BEGIN

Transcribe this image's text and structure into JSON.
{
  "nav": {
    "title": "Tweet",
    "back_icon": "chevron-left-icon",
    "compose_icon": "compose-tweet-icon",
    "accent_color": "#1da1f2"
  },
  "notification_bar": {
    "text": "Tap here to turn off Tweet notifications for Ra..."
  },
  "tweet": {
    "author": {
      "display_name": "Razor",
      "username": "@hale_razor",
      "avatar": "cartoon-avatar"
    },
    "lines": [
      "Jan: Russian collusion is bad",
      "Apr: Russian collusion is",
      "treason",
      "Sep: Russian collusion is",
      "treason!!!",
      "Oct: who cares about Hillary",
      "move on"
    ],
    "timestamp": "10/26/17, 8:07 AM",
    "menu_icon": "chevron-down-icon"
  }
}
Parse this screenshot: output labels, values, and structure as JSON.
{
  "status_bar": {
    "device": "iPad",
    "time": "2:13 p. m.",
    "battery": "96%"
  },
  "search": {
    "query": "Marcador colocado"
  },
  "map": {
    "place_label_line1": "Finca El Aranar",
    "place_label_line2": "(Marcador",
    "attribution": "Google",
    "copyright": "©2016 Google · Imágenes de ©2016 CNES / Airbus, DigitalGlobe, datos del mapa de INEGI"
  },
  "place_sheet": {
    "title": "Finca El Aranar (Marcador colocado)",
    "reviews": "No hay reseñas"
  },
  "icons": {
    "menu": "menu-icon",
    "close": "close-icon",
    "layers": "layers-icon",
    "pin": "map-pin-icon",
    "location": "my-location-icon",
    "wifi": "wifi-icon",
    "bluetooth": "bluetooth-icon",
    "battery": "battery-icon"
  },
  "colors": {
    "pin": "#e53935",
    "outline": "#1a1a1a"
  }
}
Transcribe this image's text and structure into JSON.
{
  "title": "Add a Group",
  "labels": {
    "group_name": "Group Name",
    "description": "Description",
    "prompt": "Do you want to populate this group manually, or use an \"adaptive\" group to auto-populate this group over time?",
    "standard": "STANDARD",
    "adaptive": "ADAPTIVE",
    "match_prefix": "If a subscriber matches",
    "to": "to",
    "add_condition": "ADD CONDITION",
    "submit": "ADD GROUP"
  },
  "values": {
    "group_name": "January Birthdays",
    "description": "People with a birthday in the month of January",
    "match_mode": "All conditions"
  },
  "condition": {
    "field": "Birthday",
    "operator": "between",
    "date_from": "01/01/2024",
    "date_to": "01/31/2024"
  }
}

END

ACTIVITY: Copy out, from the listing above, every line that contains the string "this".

EXERCISE ANSWER:
Transcribe this image's text and structure into JSON.
Parse this screenshot: output labels, values, and structure as JSON.
Transcribe this image's text and structure into JSON.
    "prompt": "Do you want to populate this group manually, or use an \"adaptive\" group to auto-populate this group over time?",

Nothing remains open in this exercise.